U.S. Classification343/726, 343/788
International ClassificationH01Q7/00, H01Q1/36, H01Q9/04, H01Q9/16, H01Q7/08, H01Q3/02, H01Q21/29, H01Q9/14
Cooperative ClassificationH01Q21/29, H01Q7/005, H01Q1/36, H01Q9/16, H01Q9/145, H01Q9/04, H01Q3/02, H01Q7/08
European ClassificationH01Q21/29, H01Q9/04, H01Q1/36, H01Q9/14B, H01Q7/00B, H01Q3/02, H01Q9/16, H01Q7/08
Legal Events
DateCodeEventDescription
Jun 25, 1981ASAssignment
Owner name: TDK ELECTRONICS CO., LTD., 13-1, NIHONBASHI 1-CHOM
Free format text: ASSIGNMENT OF ASSIGNORS INTEREST.;ASSIGNORS:SASAKI, MASANORI;YOKOYAMA, ISAO;REEL/FRAME:003897/0323
Effective date: 19810616
Dec 29, 1983ASAssignment
Owner name: TDK CORPORATION, 13-1 NIHONBASHI 1-CHOME, CHUO-KU,
Free format text: ASSIGNMENT OF ASSIGNORS INTEREST. EFFECTIVE MAY 1, 1983;ASSIGNOR:TDK ELECTRONICS CO., LTD.;REEL/FRAME:004205/0157
Effective date: 19830620
Feb 12, 1987FPAYFee payment
Year of fee payment: 4
Feb 1, 1991FPAYFee payment
Year of fee payment: 8
May 2, 1995REMIMaintenance fee reminder mailed
Sep 24, 1995LAPSLapse for failure to pay maintenance fees

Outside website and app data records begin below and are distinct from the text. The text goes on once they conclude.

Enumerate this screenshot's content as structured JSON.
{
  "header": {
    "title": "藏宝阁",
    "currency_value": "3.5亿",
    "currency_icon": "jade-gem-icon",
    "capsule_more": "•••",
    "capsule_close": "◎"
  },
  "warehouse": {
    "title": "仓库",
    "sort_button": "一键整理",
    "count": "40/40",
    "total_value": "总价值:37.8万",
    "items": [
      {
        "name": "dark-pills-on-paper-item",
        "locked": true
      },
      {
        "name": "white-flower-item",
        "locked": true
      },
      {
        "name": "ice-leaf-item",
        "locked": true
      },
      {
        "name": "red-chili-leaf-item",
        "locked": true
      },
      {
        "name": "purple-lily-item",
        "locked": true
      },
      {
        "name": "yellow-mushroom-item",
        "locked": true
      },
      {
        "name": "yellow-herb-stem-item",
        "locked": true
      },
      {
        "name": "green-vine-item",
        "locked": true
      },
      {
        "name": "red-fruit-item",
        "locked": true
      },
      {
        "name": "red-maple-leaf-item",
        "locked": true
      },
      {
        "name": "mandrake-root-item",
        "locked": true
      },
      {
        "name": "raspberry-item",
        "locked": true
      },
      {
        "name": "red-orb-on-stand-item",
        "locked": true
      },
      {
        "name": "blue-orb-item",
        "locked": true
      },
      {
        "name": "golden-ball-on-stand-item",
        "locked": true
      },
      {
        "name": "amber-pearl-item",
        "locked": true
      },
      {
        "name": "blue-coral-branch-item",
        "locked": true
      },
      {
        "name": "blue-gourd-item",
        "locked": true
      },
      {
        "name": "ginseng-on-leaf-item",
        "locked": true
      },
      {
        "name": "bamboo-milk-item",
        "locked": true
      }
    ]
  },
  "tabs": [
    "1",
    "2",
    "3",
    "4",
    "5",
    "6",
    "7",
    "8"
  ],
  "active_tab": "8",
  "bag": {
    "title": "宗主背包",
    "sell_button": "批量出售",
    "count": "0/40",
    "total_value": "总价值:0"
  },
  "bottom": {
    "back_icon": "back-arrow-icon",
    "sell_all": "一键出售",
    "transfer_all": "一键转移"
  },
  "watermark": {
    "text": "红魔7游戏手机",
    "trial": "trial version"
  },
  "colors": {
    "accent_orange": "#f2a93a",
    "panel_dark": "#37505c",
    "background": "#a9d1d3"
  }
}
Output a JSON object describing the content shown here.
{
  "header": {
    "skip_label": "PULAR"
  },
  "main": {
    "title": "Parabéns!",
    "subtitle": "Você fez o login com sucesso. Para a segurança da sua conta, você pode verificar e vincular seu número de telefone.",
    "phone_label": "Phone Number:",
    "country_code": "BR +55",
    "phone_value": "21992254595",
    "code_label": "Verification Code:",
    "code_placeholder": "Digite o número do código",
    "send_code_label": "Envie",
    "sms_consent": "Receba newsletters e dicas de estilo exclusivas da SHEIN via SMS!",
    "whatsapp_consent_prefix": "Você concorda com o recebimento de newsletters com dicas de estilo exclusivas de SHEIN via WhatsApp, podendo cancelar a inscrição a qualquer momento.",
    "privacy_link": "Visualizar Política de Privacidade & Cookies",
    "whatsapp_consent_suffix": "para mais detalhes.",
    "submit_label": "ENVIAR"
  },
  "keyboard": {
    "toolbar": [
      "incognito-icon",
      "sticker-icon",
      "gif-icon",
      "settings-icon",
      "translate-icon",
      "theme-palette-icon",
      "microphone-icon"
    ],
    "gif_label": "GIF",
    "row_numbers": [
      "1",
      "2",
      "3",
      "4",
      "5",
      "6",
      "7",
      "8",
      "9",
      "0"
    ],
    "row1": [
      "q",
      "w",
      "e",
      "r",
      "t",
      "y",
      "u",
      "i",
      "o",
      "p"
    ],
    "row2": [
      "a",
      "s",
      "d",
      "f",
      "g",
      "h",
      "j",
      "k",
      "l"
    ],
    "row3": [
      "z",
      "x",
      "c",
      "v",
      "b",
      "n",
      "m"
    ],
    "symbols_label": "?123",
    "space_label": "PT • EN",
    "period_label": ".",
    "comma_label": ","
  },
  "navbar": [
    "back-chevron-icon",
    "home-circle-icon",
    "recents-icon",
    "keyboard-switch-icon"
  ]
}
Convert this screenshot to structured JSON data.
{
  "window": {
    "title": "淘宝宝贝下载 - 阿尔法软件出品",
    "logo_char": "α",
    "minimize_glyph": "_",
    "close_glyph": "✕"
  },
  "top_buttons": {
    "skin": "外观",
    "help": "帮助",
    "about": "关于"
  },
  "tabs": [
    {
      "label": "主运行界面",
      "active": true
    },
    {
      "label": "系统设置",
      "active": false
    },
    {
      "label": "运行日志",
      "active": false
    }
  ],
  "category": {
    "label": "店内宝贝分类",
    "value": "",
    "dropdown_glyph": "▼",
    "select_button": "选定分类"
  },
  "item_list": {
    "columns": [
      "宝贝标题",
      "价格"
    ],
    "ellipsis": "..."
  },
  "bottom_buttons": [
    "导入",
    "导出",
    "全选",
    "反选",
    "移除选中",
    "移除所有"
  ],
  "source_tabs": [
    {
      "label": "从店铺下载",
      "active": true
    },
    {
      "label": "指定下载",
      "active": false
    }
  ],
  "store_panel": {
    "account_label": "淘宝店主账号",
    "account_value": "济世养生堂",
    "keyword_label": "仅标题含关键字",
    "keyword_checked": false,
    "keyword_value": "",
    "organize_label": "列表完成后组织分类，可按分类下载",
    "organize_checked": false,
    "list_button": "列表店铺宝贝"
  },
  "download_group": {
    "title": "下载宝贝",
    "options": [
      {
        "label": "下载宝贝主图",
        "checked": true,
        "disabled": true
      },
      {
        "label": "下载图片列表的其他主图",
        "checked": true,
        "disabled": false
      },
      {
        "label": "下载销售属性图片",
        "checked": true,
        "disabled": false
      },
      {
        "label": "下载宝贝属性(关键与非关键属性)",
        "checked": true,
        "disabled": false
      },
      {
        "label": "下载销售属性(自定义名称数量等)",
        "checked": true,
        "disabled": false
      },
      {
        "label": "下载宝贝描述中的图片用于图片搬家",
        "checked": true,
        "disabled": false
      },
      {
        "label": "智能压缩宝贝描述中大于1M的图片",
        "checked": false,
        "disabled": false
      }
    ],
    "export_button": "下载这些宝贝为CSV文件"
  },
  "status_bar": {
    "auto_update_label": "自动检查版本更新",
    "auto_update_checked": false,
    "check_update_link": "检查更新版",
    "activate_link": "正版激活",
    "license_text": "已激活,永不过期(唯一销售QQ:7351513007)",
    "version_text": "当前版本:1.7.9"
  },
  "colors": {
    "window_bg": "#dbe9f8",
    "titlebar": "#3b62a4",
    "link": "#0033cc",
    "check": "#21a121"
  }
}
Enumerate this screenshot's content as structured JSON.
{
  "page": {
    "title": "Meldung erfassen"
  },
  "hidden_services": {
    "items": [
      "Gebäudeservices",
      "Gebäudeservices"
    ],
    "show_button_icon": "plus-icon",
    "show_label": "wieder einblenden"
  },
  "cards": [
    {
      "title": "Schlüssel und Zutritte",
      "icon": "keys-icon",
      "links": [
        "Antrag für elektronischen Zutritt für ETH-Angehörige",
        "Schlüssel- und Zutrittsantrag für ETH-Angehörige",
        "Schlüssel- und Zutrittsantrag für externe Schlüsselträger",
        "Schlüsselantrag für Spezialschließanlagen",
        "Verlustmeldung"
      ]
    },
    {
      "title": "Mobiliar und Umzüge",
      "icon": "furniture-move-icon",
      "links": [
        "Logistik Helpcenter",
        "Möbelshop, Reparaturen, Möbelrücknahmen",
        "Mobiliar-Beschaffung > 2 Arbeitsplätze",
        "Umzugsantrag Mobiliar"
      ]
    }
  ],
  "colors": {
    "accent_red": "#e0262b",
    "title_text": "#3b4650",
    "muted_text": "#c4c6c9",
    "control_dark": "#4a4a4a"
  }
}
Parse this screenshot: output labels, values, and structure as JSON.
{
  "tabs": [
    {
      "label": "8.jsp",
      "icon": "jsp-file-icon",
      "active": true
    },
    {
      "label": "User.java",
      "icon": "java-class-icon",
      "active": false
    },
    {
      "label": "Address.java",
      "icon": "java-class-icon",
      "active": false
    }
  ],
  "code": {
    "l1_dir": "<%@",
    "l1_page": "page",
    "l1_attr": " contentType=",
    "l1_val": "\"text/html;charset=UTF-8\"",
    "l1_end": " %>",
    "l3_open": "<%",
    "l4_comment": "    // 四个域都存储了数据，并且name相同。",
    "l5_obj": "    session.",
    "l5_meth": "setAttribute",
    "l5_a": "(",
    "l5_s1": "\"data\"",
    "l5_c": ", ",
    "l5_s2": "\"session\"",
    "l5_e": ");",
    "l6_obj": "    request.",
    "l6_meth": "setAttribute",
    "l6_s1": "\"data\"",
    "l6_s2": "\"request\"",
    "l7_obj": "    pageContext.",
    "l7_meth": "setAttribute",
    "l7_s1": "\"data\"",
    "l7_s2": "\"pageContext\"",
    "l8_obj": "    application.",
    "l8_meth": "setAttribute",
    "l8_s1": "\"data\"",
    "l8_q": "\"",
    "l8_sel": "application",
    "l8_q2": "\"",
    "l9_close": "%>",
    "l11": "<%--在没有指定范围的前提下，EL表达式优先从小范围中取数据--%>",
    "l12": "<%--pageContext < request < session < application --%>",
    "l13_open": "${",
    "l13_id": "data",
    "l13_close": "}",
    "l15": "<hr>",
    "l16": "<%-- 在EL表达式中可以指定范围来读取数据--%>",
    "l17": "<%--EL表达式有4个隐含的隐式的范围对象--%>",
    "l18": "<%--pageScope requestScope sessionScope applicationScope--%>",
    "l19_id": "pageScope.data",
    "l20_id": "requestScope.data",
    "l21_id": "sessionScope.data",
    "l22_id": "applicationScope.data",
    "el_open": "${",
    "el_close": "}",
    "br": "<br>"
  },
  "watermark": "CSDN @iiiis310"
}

Dec 5, 1995FPExpired due to failure to pay maintenance fee
Effective date: 19950927